═════ PROVIDED DATA

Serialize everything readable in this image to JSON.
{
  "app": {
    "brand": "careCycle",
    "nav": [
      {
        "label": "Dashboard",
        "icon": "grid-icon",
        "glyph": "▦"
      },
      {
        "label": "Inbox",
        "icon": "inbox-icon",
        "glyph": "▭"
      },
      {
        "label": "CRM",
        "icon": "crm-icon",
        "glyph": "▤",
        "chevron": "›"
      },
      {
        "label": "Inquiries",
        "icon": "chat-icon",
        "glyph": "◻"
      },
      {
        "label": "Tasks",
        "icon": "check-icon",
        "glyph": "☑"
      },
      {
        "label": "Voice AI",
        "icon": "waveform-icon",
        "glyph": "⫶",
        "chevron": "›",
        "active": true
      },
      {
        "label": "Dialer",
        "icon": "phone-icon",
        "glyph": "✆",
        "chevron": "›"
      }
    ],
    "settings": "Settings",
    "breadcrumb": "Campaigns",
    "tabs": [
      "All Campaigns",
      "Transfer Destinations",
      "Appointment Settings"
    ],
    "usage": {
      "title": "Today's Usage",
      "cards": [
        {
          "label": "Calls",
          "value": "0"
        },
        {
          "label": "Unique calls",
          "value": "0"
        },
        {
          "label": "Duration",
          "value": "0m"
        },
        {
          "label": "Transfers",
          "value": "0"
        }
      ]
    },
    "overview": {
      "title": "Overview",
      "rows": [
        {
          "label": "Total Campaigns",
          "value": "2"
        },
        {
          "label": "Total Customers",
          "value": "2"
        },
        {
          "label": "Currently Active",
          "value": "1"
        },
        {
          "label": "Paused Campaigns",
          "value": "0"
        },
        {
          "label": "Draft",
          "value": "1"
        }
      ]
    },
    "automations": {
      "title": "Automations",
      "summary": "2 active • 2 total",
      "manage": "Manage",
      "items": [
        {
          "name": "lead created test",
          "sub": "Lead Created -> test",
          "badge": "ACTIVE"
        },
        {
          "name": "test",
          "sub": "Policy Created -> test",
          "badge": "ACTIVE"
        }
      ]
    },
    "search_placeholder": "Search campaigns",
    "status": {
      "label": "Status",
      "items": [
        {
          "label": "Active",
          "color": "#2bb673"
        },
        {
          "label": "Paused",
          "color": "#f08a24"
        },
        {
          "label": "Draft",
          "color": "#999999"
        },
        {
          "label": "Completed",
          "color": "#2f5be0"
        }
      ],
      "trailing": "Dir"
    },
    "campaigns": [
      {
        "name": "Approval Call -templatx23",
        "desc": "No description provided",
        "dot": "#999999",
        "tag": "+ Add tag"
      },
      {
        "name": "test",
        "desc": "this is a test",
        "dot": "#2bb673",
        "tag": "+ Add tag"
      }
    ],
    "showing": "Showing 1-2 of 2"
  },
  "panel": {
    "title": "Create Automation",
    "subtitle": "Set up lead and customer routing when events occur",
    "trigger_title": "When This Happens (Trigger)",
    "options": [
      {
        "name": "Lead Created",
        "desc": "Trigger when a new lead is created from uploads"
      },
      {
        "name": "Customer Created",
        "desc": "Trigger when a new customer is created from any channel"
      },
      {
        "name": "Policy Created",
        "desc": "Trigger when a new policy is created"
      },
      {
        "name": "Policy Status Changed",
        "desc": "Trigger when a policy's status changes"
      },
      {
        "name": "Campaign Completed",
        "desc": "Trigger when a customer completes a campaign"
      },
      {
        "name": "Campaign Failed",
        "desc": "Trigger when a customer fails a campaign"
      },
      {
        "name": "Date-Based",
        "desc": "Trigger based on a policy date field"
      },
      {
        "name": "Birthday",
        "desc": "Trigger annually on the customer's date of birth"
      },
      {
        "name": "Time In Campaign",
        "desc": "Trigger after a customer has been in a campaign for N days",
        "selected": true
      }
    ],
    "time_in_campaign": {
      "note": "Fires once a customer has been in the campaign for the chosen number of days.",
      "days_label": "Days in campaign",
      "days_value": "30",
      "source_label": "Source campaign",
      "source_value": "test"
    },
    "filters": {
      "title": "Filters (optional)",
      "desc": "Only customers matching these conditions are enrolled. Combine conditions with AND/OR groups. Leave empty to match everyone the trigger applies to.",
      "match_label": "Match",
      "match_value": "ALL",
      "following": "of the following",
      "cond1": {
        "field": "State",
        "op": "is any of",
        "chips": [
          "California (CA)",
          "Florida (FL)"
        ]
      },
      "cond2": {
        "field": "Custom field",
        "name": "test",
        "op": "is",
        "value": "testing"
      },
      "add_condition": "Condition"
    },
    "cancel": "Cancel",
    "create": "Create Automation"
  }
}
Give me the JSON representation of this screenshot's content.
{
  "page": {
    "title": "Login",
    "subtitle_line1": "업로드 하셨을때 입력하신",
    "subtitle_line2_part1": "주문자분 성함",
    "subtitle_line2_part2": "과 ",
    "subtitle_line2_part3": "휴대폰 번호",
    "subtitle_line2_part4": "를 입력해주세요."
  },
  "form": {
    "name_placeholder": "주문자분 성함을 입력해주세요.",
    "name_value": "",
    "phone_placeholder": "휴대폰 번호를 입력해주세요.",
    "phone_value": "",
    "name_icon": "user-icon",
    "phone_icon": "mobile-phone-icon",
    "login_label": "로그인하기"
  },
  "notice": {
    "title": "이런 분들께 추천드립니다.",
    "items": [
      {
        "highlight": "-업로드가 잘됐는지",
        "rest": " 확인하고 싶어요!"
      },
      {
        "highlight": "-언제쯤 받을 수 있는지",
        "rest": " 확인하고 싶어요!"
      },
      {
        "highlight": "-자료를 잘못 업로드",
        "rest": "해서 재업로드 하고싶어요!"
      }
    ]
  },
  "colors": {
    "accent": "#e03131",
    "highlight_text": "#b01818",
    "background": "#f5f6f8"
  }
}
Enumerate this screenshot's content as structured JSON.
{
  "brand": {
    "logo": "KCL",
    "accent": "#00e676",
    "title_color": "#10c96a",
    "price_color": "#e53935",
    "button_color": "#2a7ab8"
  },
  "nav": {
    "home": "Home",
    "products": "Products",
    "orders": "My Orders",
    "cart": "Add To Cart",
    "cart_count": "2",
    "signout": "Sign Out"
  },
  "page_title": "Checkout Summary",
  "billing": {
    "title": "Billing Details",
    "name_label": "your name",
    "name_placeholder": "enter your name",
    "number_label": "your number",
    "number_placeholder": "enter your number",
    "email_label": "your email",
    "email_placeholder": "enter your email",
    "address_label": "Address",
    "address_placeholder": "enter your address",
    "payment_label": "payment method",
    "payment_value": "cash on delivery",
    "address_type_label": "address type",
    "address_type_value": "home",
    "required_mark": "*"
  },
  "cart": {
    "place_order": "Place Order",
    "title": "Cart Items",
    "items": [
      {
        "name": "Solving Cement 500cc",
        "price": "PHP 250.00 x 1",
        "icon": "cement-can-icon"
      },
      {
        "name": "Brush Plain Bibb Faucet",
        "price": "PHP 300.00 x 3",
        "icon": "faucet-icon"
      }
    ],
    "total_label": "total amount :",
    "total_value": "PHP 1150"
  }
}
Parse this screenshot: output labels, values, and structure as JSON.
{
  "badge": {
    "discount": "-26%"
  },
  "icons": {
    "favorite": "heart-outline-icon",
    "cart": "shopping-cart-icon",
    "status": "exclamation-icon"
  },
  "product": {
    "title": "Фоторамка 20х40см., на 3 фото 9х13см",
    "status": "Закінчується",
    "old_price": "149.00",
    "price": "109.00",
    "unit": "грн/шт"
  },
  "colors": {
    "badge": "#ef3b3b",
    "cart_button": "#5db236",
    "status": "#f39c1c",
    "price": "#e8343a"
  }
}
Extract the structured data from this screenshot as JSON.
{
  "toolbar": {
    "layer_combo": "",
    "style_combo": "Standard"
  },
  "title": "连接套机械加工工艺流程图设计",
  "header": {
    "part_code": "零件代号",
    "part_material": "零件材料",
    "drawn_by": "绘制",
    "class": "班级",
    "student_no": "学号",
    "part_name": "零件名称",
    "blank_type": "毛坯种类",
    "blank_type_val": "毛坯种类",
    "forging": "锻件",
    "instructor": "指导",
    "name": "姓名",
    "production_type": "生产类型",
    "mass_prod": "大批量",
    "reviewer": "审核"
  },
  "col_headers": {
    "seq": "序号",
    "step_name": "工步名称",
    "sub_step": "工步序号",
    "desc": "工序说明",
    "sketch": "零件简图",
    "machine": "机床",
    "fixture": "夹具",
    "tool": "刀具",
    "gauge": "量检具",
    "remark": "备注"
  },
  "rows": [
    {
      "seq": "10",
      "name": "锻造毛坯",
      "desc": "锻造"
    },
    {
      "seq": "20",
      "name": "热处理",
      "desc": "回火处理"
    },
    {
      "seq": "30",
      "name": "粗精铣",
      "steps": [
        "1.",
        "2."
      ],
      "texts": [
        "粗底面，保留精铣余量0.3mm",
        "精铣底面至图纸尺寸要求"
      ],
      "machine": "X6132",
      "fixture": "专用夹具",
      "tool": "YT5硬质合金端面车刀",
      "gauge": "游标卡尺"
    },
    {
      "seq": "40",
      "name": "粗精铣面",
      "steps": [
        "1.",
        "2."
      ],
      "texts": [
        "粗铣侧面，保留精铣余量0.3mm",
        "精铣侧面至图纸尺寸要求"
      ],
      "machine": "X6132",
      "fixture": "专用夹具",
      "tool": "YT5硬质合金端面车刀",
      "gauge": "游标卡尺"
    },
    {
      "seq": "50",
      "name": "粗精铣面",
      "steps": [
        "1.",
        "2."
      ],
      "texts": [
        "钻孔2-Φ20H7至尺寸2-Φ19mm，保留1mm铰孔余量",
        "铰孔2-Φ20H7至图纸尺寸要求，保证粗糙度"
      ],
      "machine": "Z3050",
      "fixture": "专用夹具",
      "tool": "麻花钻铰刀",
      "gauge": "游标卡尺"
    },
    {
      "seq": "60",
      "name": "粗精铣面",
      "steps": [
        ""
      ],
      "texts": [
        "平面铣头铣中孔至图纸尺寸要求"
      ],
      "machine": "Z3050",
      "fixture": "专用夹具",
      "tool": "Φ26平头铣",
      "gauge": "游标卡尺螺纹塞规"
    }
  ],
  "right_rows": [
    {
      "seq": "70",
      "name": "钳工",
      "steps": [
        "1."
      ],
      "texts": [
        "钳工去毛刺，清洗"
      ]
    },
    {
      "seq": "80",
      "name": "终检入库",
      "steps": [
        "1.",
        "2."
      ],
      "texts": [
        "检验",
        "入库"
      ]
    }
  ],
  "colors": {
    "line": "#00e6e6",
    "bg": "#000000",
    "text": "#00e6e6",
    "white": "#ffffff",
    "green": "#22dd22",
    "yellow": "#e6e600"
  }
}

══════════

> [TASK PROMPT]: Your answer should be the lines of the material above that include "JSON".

> [EXERCISE RESPONSE]:
Serialize everything readable in this image to JSON.
Give me the JSON representation of this screenshot's content.
Enumerate this screenshot's content as structured JSON.
Parse this screenshot: output labels, values, and structure as JSON.
Extract the structured data from this screenshot as JSON.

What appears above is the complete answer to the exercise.